## ACTIVITY
Reproduce the full set of records verbatim.

## MATERIAL SUPPLIED
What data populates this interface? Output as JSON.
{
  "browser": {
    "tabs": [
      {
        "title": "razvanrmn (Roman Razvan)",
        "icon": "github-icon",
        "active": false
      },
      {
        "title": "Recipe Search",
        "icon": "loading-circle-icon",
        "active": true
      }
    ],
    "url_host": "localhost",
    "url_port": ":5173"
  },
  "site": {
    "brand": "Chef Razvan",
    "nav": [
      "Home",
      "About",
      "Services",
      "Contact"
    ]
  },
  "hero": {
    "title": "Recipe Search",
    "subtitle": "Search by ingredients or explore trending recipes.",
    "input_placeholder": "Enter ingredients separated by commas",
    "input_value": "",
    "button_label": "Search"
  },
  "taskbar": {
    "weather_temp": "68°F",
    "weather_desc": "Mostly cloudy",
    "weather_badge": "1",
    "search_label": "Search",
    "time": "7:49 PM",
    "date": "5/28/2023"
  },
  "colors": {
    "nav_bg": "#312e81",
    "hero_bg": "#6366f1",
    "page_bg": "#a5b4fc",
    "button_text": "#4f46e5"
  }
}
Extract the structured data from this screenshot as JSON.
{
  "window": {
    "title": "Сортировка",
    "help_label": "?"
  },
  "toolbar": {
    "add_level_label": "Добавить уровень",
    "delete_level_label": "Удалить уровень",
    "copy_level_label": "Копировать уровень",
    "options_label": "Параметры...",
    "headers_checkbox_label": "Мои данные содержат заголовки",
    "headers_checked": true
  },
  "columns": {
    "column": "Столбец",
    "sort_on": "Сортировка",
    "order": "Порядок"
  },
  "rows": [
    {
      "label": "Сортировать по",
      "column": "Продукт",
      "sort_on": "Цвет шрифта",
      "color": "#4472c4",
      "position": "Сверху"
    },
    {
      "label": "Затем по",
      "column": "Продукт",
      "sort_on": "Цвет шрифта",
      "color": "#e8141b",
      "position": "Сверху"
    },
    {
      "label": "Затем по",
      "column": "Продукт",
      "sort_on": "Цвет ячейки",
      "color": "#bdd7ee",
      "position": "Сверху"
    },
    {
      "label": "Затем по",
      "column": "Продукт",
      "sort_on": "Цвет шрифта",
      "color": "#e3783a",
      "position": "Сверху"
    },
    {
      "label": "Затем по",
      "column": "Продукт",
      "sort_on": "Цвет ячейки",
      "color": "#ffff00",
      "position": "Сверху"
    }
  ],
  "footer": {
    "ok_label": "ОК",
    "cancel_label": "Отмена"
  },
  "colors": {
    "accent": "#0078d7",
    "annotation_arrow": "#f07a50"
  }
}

## WRITTEN SOLUTION
What data populates this interface? Output as JSON.
{
  "browser": {
    "tabs": [
      {
        "title": "razvanrmn (Roman Razvan)",
        "icon": "github-icon",
        "active": false
      },
      {
        "title": "Recipe Search",
        "icon": "loading-circle-icon",
        "active": true
      }
    ],
    "url_host": "localhost",
    "url_port": ":5173"
  },
  "site": {
    "brand": "Chef Razvan",
    "nav": [
      "Home",
      "About",
      "Services",
      "Contact"
    ]
  },
  "hero": {
    "title": "Recipe Search",
    "subtitle": "Search by ingredients or explore trending recipes.",
    "input_placeholder": "Enter ingredients separated by commas",
    "input_value": "",
    "button_label": "Search"
  },
  "taskbar": {
    "weather_temp": "68°F",
    "weather_desc": "Mostly cloudy",
    "weather_badge": "1",
    "search_label": "Search",
    "time": "7:49 PM",
    "date": "5/28/2023"
  },
  "colors": {
    "nav_bg": "#312e81",
    "hero_bg": "#6366f1",
    "page_bg": "#a5b4fc",
    "button_text": "#4f46e5"
  }
}
Extract the structured data from this screenshot as JSON.
{
  "window": {
    "title": "Сортировка",
    "help_label": "?"
  },
  "toolbar": {
    "add_level_label": "Добавить уровень",
    "delete_level_label": "Удалить уровень",
    "copy_level_label": "Копировать уровень",
    "options_label": "Параметры...",
    "headers_checkbox_label": "Мои данные содержат заголовки",
    "headers_checked": true
  },
  "columns": {
    "column": "Столбец",
    "sort_on": "Сортировка",
    "order": "Порядок"
  },
  "rows": [
    {
      "label": "Сортировать по",
      "column": "Продукт",
      "sort_on": "Цвет шрифта",
      "color": "#4472c4",
      "position": "Сверху"
    },
    {
      "label": "Затем по",
      "column": "Продукт",
      "sort_on": "Цвет шрифта",
      "color": "#e8141b",
      "position": "Сверху"
    },
    {
      "label": "Затем по",
      "column": "Продукт",
      "sort_on": "Цвет ячейки",
      "color": "#bdd7ee",
      "position": "Сверху"
    },
    {
      "label": "Затем по",
      "column": "Продукт",
      "sort_on": "Цвет шрифта",
      "color": "#e3783a",
      "position": "Сверху"
    },
    {
      "label": "Затем по",
      "column": "Продукт",
      "sort_on": "Цвет ячейки",
      "color": "#ffff00",
      "position": "Сверху"
    }
  ],
  "footer": {
    "ok_label": "ОК",
    "cancel_label": "Отмена"
  },
  "colors": {
    "accent": "#0078d7",
    "annotation_arrow": "#f07a50"
  }
}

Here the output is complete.